The deal, which was signed between the companies and northern Iraq's semi-autonomous government in Erbil, would see Kartet supply 200 megawatts (MW) a year to northern Iraq, while Akas was given the right to export 1 billion kilowatt hours of power (Kwh) annually to the region.
The export deal is part of a broader energy partnership between Turkey and northern Iraq that has increasingly angered Iraq's central government in Baghdad. This year, Erbil began exporting crude oil to Turkey by truck, a deal which earned a harsh rebuke from Baghdad. Baghdad has also criticized Erbil for signing an energy agreement with companies independently of the Iraqi capital. Often those deals have been made for territories that are disputed between Erbil and Baghdad.
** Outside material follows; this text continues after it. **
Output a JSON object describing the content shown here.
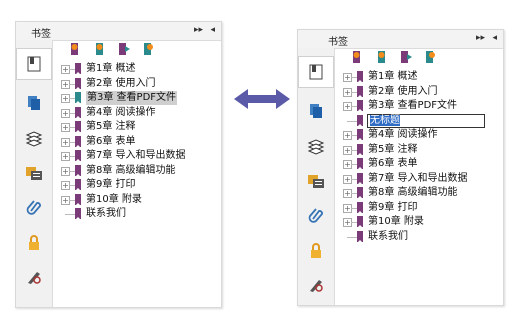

Kartet supplied electricity to border towns in Iraq up until 2008 when payment issues and security concerns led the company to stop its exports. The EDPK's decision is the first go-ahead from Ankara on energy exports and comes after Iraq's long civil war left much of the country bereft of dependable power and woefully under-invested. Kartet said last month that its electricity exports could help about 1 million Iraqis obtain access to power.
 Unemployment in occupied Cyprus increased 18,5% during the first three months of 2013Turkish Cypriot daily Halkin Sesi newspaper (09.06.13) cite information about the so-called central bank of the breakaway regime and writes that unemployment in the occupied Cyprus has been increased 18,5% during the three first months of year 2013 compared to the same period last years.
The paper writes that the numbers of unemployed persons is 1.153.